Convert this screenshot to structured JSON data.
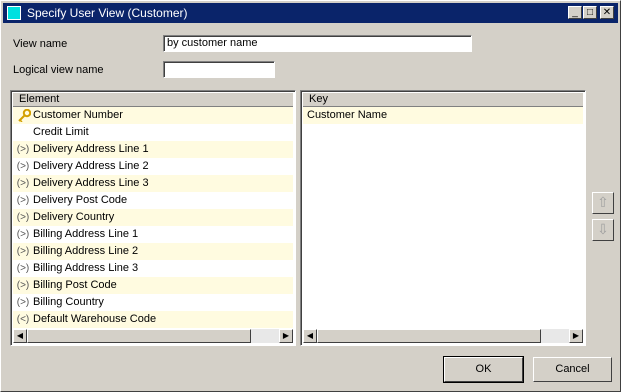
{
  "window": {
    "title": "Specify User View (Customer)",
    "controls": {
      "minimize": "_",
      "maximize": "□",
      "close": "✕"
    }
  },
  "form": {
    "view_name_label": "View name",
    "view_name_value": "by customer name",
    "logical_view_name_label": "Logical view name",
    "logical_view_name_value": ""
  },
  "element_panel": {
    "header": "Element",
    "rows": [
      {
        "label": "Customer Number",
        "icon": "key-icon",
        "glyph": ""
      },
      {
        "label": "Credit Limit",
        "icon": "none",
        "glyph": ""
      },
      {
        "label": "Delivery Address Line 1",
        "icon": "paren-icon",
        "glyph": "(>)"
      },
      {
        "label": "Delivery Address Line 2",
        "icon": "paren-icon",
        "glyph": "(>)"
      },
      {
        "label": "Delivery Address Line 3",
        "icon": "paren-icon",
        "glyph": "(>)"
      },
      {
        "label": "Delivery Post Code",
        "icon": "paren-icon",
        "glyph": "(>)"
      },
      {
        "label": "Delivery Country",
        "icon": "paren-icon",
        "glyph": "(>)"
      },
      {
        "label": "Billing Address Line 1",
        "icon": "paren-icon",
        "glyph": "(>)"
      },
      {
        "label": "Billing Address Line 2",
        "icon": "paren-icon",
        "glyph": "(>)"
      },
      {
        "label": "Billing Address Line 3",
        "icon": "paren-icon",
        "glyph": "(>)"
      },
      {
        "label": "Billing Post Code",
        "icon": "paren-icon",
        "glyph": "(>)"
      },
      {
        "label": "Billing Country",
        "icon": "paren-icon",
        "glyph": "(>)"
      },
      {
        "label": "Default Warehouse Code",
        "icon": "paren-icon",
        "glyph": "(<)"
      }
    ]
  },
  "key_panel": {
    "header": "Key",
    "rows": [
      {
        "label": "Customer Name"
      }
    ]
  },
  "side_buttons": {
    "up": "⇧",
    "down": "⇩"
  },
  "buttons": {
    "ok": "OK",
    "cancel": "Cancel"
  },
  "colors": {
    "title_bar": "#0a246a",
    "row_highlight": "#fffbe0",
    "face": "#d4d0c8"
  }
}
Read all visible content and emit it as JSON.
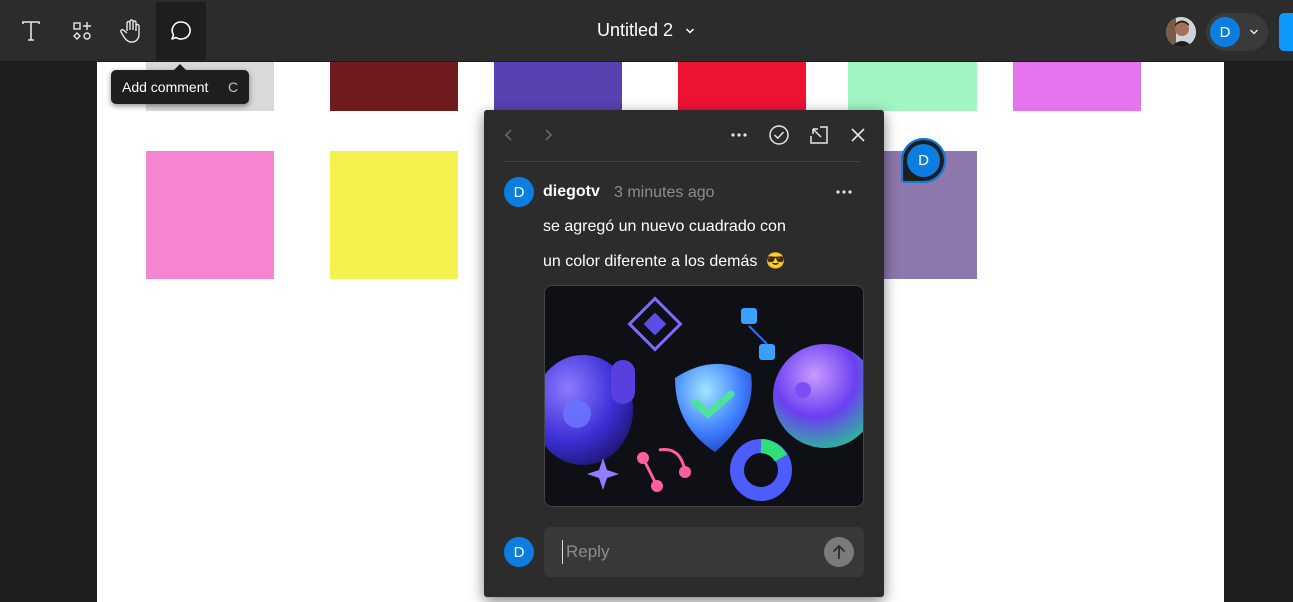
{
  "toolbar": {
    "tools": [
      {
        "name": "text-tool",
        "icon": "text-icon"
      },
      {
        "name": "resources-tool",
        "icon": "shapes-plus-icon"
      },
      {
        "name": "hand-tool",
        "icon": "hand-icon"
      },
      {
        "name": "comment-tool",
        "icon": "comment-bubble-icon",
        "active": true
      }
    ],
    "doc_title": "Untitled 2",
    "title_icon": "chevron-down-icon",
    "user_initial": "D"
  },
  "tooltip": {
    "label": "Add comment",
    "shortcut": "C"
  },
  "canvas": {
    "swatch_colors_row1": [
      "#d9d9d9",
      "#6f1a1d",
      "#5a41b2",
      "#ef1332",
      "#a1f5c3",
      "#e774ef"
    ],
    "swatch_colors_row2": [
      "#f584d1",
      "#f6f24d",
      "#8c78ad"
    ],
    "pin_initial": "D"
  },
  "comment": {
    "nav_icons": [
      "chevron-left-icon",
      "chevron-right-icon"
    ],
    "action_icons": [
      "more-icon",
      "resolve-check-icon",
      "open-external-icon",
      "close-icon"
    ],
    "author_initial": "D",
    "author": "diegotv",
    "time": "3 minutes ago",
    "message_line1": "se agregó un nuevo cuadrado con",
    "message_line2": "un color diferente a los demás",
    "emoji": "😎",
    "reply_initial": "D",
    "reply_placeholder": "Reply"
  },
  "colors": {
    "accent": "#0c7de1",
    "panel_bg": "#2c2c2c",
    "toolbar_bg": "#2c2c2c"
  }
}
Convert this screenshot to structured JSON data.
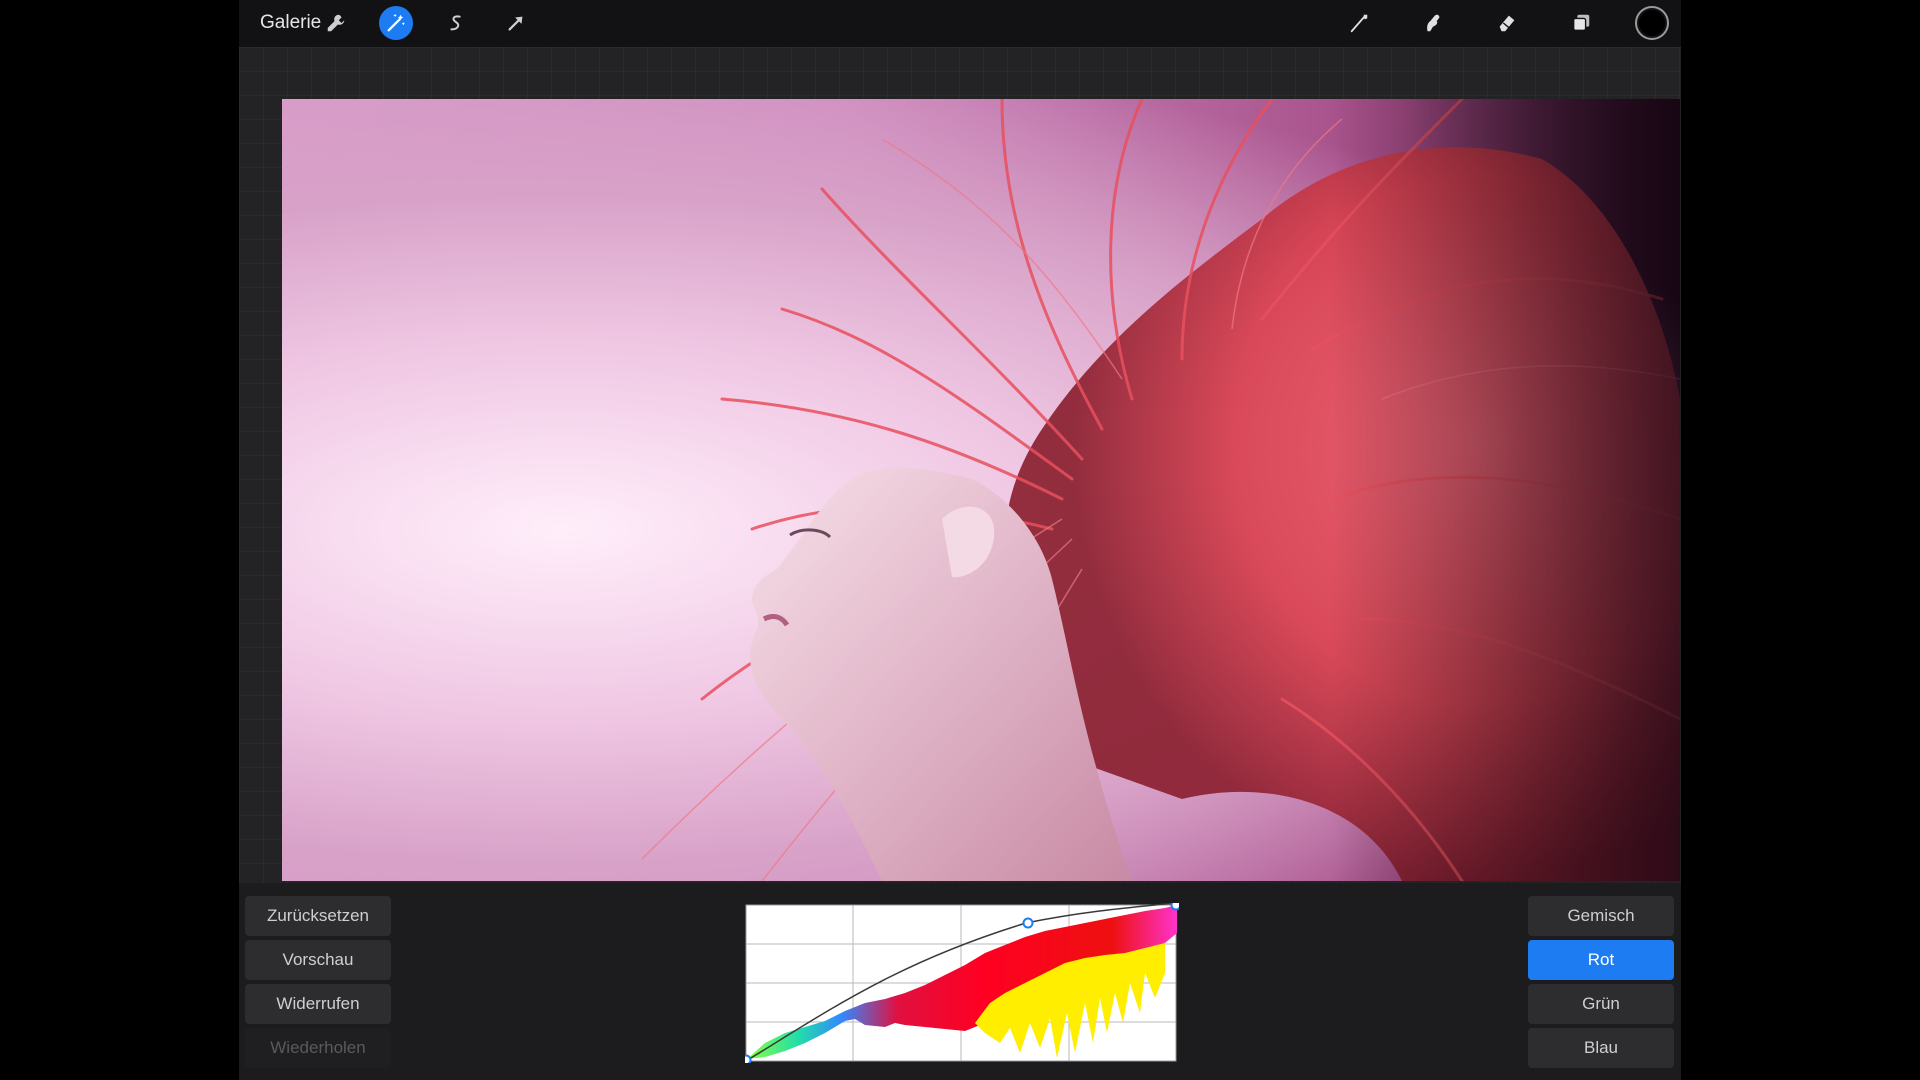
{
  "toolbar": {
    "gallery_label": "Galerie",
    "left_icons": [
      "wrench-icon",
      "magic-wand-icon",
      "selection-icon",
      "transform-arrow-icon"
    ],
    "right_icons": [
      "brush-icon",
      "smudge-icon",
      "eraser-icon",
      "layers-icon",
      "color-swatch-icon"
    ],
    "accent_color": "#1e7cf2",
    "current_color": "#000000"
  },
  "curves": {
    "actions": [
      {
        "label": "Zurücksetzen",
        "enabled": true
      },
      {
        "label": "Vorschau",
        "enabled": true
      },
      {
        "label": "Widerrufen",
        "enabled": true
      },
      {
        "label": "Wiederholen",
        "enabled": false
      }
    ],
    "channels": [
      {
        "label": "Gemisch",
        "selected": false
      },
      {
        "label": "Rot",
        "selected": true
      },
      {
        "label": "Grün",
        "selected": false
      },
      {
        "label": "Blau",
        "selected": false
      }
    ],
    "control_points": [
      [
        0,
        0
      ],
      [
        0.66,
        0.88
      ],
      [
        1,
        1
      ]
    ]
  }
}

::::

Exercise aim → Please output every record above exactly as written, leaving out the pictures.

Solved problem →
Convert this screenshot to structured JSON data.
{
  "window": {
    "title": "Specify User View (Customer)",
    "controls": {
      "minimize": "_",
      "maximize": "□",
      "close": "✕"
    }
  },
  "form": {
    "view_name_label": "View name",
    "view_name_value": "by customer name",
    "logical_view_name_label": "Logical view name",
    "logical_view_name_value": ""
  },
  "element_panel": {
    "header": "Element",
    "rows": [
      {
        "label": "Customer Number",
        "icon": "key-icon",
        "glyph": ""
      },
      {
        "label": "Credit Limit",
        "icon": "none",
        "glyph": ""
      },
      {
        "label": "Delivery Address Line 1",
        "icon": "paren-icon",
        "glyph": "(>)"
      },
      {
        "label": "Delivery Address Line 2",
        "icon": "paren-icon",
        "glyph": "(>)"
      },
      {
        "label": "Delivery Address Line 3",
        "icon": "paren-icon",
        "glyph": "(>)"
      },
      {
        "label": "Delivery Post Code",
        "icon": "paren-icon",
        "glyph": "(>)"
      },
      {
        "label": "Delivery Country",
        "icon": "paren-icon",
        "glyph": "(>)"
      },
      {
        "label": "Billing Address Line 1",
        "icon": "paren-icon",
        "glyph": "(>)"
      },
      {
        "label": "Billing Address Line 2",
        "icon": "paren-icon",
        "glyph": "(>)"
      },
      {
        "label": "Billing Address Line 3",
        "icon": "paren-icon",
        "glyph": "(>)"
      },
      {
        "label": "Billing Post Code",
        "icon": "paren-icon",
        "glyph": "(>)"
      },
      {
        "label": "Billing Country",
        "icon": "paren-icon",
        "glyph": "(>)"
      },
      {
        "label": "Default Warehouse Code",
        "icon": "paren-icon",
        "glyph": "(<)"
      }
    ]
  },
  "key_panel": {
    "header": "Key",
    "rows": [
      {
        "label": "Customer Name"
      }
    ]
  },
  "side_buttons": {
    "up": "⇧",
    "down": "⇩"
  },
  "buttons": {
    "ok": "OK",
    "cancel": "Cancel"
  },
  "colors": {
    "title_bar": "#0a246a",
    "row_highlight": "#fffbe0",
    "face": "#d4d0c8"
  }
}
Read all visible content and emit it as JSON.
{
  "toolbar": {
    "tools": [
      {
        "name": "text-tool",
        "icon": "text-icon"
      },
      {
        "name": "resources-tool",
        "icon": "shapes-plus-icon"
      },
      {
        "name": "hand-tool",
        "icon": "hand-icon"
      },
      {
        "name": "comment-tool",
        "icon": "comment-bubble-icon",
        "active": true
      }
    ],
    "doc_title": "Untitled 2",
    "title_icon": "chevron-down-icon",
    "user_initial": "D"
  },
  "tooltip": {
    "label": "Add comment",
    "shortcut": "C"
  },
  "canvas": {
    "swatch_colors_row1": [
      "#d9d9d9",
      "#6f1a1d",
      "#5a41b2",
      "#ef1332",
      "#a1f5c3",
      "#e774ef"
    ],
    "swatch_colors_row2": [
      "#f584d1",
      "#f6f24d",
      "#8c78ad"
    ],
    "pin_initial": "D"
  },
  "comment": {
    "nav_icons": [
      "chevron-left-icon",
      "chevron-right-icon"
    ],
    "action_icons": [
      "more-icon",
      "resolve-check-icon",
      "open-external-icon",
      "close-icon"
    ],
    "author_initial": "D",
    "author": "diegotv",
    "time": "3 minutes ago",
    "message_line1": "se agregó un nuevo cuadrado con",
    "message_line2": "un color diferente a los demás",
    "emoji": "😎",
    "reply_initial": "D",
    "reply_placeholder": "Reply"
  },
  "colors": {
    "accent": "#0c7de1",
    "panel_bg": "#2c2c2c",
    "toolbar_bg": "#2c2c2c"
  }
}
Convert this screenshot to structured JSON data.
{
  "toolbar": {
    "gallery_label": "Galerie",
    "left_icons": [
      "wrench-icon",
      "magic-wand-icon",
      "selection-icon",
      "transform-arrow-icon"
    ],
    "right_icons": [
      "brush-icon",
      "smudge-icon",
      "eraser-icon",
      "layers-icon",
      "color-swatch-icon"
    ],
    "accent_color": "#1e7cf2",
    "current_color": "#000000"
  },
  "curves": {
    "actions": [
      {
        "label": "Zurücksetzen",
        "enabled": true
      },
      {
        "label": "Vorschau",
        "enabled": true
      },
      {
        "label": "Widerrufen",
        "enabled": true
      },
      {
        "label": "Wiederholen",
        "enabled": false
      }
    ],
    "channels": [
      {
        "label": "Gemisch",
        "selected": false
      },
      {
        "label": "Rot",
        "selected": true
      },
      {
        "label": "Grün",
        "selected": false
      },
      {
        "label": "Blau",
        "selected": false
      }
    ],
    "control_points": [
      [
        0,
        0
      ],
      [
        0.66,
        0.88
      ],
      [
        1,
        1
      ]
    ]
  }
}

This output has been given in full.